Companies such as Mavenir, Altiostar and Parallel Wireless, which are creating software for Open RAN and developing partnerships with the big hardware companies, could benefit too.

“The geopolitical uncertainty is providing them with a much needed entry point – it is now up to the Open RAN players to capitalize on this opportunity and show that they are ready for prime time,” said Stefan Pongratz of market research firm Dell’Oro.

There are costs to barring Huawei — the British government has estimated that its decision to purge Huawei equipment will cost the British telecom operators more than 2 billion pounds.

The operators would need to select new vendors to build upcoming networks and also replace existing Huawei equipment.

“Huawei’s infrastructure is considered the most cost-effective, so we will ultimately see an increase in the cost of deploying networks,” said CCS Insight analyst Kester Mann.

“And unfortunately, the upshot of that probably will be eventually that gets passed in some way or the other to the consumer.”

5G networks — aimed at aimed at enabling everything from self-driving cars to connected devices — also feature dense antenna arrays that drive up power consumption on a cell site.
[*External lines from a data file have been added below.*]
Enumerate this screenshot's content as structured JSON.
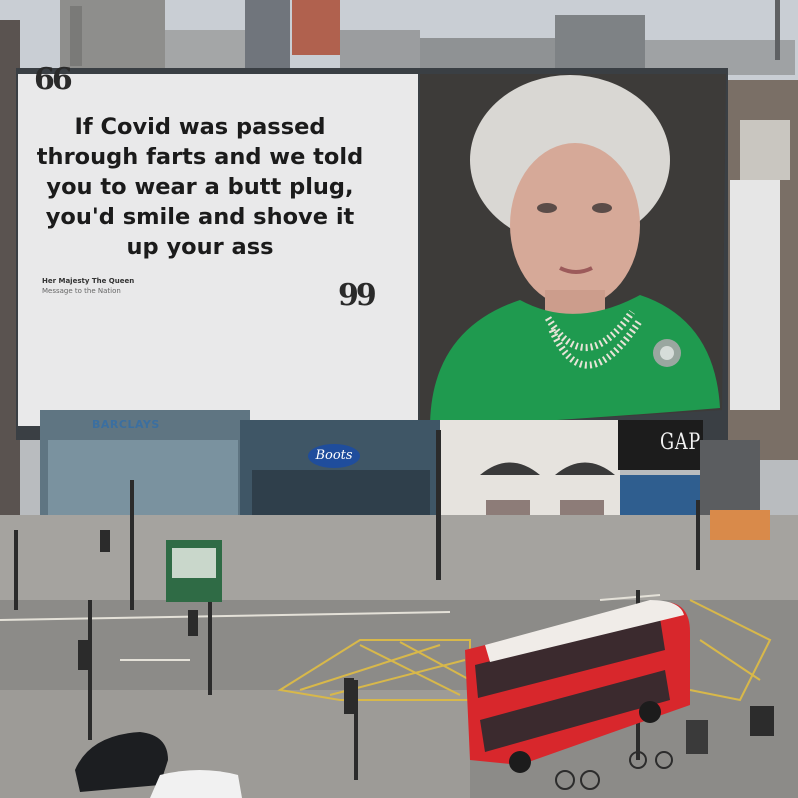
{
  "billboard": {
    "open_quote": "66",
    "close_quote": "99",
    "quote_lines": [
      "If Covid was passed",
      "through farts and we told",
      "you to wear a butt plug,",
      "you'd smile and shove it",
      "up your ass"
    ],
    "attribution_name": "Her Majesty The Queen",
    "attribution_sub": "Message to the Nation"
  },
  "storefronts": {
    "barclays": "BARCLAYS",
    "boots": "Boots",
    "gap": "GAP"
  },
  "colors": {
    "billboard_panel": "#e9e9ea",
    "queen_dress": "#1f9a4f",
    "bus_red": "#d8272c",
    "boots_blue": "#1f4d9c",
    "road_line_yellow": "#d8b84a"
  }
}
Huawei claims that its 5G sites consume 20 percent less power than the industry average.

Both Nokia and Ericsson have said that they have the technology, supply chain capacity and expertise to replace all Huawei equipment in the UK’s networks without any disruption to customers.

“The decision removes the uncertainty that was slowing down investment decisions around the deployment of 5G in the UK,” Ericsson said.
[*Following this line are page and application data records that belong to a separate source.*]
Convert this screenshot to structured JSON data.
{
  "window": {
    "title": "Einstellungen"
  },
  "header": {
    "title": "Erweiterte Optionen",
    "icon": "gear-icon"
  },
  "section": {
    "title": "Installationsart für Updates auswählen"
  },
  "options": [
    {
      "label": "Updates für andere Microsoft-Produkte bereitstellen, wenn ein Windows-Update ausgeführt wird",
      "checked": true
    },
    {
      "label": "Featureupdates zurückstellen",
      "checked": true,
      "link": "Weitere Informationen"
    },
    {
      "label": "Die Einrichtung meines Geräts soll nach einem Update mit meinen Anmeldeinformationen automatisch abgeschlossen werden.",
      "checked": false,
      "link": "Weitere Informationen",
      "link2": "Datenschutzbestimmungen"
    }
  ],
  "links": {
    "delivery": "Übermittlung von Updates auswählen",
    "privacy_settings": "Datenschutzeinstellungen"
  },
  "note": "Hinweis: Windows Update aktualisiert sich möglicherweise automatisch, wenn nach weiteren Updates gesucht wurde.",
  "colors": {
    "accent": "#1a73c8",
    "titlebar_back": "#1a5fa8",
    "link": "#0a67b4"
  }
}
Still, the British government estimates the restrictions and the costs involved could delay rollouts by two to three years.

Huawei accounted for around two-thirds of BT’s mobile network and one-third for Vodafone UK. Three UK, controlled by CK Hutchison Holdings, is solely using Huawei, according to estimates from UBS.

Other European countries, notably Germany, will now be under more pressure to follow the United States, the UK, Australia and others in banning Huawei from 5G.

Many countries, where 5G network development is still in its infancy, may still face a tough choice if they already use Huawei for 4G, given the initial cost of deploying 5G is lower if same supplier provides both 4G and 5G equipment.

When Ericsson got a 5G contract from Bell Canada last month, analysts estimated about $200 million in costs over the next few years for switching from a network built using Huawei gear.

Huawei, which has lost another round in its battle against the U.S.-led campaign against the company, was the world’s biggest maker of telecom networking equipment in 2019, with $42 billion in sales and telecom-related sales outside of China was estimated to be about $20 billion.

While the UK accounts for only around 1 percent of revenue, the latest development matters a great deal to the company.